Call the Workers’ Compensation Claims Attorneys in Jacksonville at RITE Law

At RITE Law, we started the firm for one reason – to help those in Florida and elsewhere have the resources of a firm that was “big enough to fight but small enough to care.”  At Rudolph, Israel, Tucker & Ellis (RITE law), we have the resources and experience to go to trial when it is necessary, and we have the wisdom to advise you appropriately.  

Expect lots of attention, passionate representation, and a healthy disdain for big insurance companies. We believe that leads to the best result possible. Unlike larger firms, your case isn’t handed to a paralegal or assistant to do the heavy lifting. The attorney you meet initially is the one who will be by your side every step of the way. 

We also take pride in creating an atmosphere where every client is treated like family.  Family members stick up for one another no matter what.  You should expect nothing less from the RITE Law DBA claims attorneys in Jacksonville.

Without help from the RITE team, making your own personal injury claims can be very difficult.  When you turn to our firm, we spring into action, making sure that every detail of your claim is addressed.  Call us for help.  Our number is (904) 500-RITE or you can fill out our contact form online.  We provide a free case evaluation, so feel free to call us today.

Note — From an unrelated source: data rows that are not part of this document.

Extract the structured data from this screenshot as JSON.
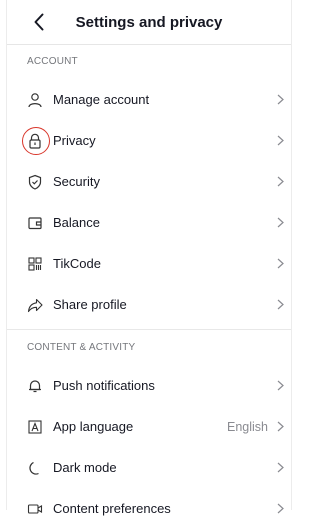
{
  "header": {
    "title": "Settings and privacy",
    "back_icon": "chevron-left-icon"
  },
  "sections": [
    {
      "title": "ACCOUNT",
      "items": [
        {
          "label": "Manage account",
          "icon": "person-icon"
        },
        {
          "label": "Privacy",
          "icon": "lock-icon",
          "annotated": true
        },
        {
          "label": "Security",
          "icon": "shield-icon"
        },
        {
          "label": "Balance",
          "icon": "wallet-icon"
        },
        {
          "label": "TikCode",
          "icon": "qr-code-icon"
        },
        {
          "label": "Share profile",
          "icon": "share-icon"
        }
      ]
    },
    {
      "title": "CONTENT & ACTIVITY",
      "items": [
        {
          "label": "Push notifications",
          "icon": "bell-icon"
        },
        {
          "label": "App language",
          "icon": "language-icon",
          "value": "English"
        },
        {
          "label": "Dark mode",
          "icon": "moon-icon"
        },
        {
          "label": "Content preferences",
          "icon": "video-icon"
        }
      ]
    }
  ],
  "colors": {
    "annotation": "#d9362b",
    "text": "#161823",
    "secondary_text": "#75777c"
  }
}
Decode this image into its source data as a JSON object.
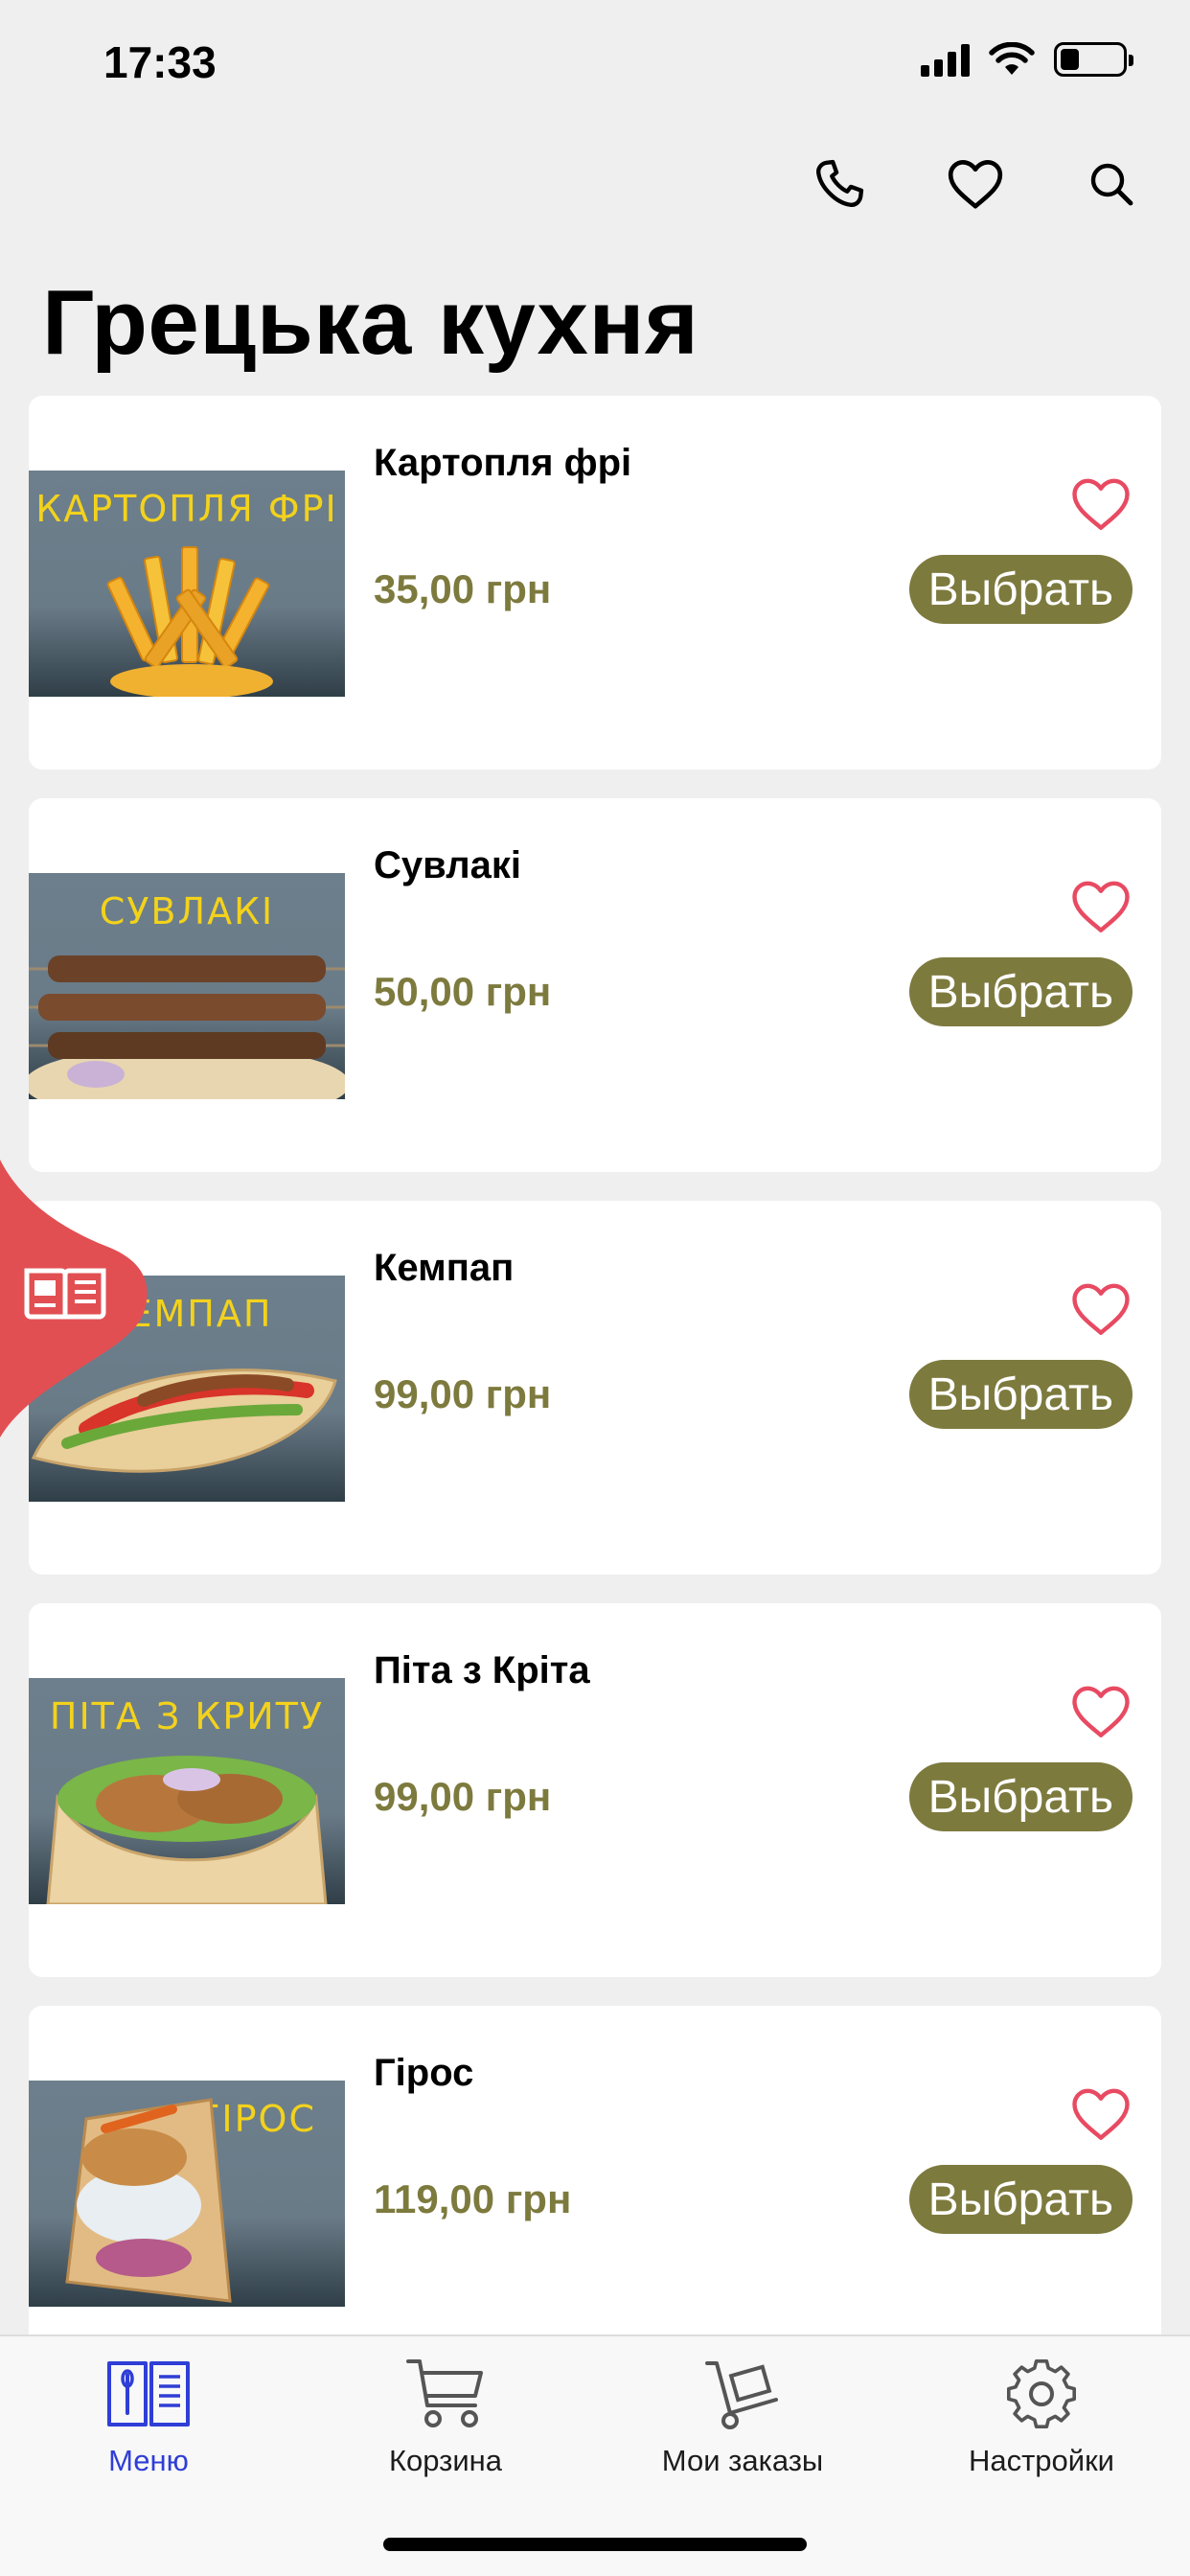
{
  "status": {
    "time": "17:33"
  },
  "header": {
    "title": "Грецька кухня",
    "actions": [
      {
        "icon": "phone-icon"
      },
      {
        "icon": "heart-icon"
      },
      {
        "icon": "search-icon"
      }
    ]
  },
  "colors": {
    "accent": "#7d7a3e",
    "favorite": "#e84a62",
    "active_tab": "#2f3ed6",
    "side_tab": "#e24f53"
  },
  "items": [
    {
      "name": "Картопля фрі",
      "price": "35,00 грн",
      "image_caption": "КАРТОПЛЯ ФРІ",
      "button": "Выбрать"
    },
    {
      "name": "Сувлакі",
      "price": "50,00 грн",
      "image_caption": "СУВЛАКІ",
      "button": "Выбрать"
    },
    {
      "name": "Кемпап",
      "price": "99,00 грн",
      "image_caption": "КЕМПАП",
      "button": "Выбрать"
    },
    {
      "name": "Піта з Кріта",
      "price": "99,00 грн",
      "image_caption": "ПІТА З КРИТУ",
      "button": "Выбрать"
    },
    {
      "name": "Гірос",
      "price": "119,00 грн",
      "image_caption": "ГІРОС",
      "button": "Выбрать"
    }
  ],
  "side_tab": {
    "icon": "menu-book-icon"
  },
  "tabbar": {
    "tabs": [
      {
        "label": "Меню",
        "icon": "menu-book-icon",
        "active": true
      },
      {
        "label": "Корзина",
        "icon": "cart-icon",
        "active": false
      },
      {
        "label": "Мои заказы",
        "icon": "hand-truck-icon",
        "active": false
      },
      {
        "label": "Настройки",
        "icon": "gear-icon",
        "active": false
      }
    ]
  }
}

The information in this blog post is provided for informational purposes only and is not intended to be legal advice. You should not decide whether or not to contact an attorney based upon the information in this blog post. No attorney-client relationship is formed, nor should any such relationship be implied. If you require legal advice, please consult with an attorney licensed to practice in your jurisdiction.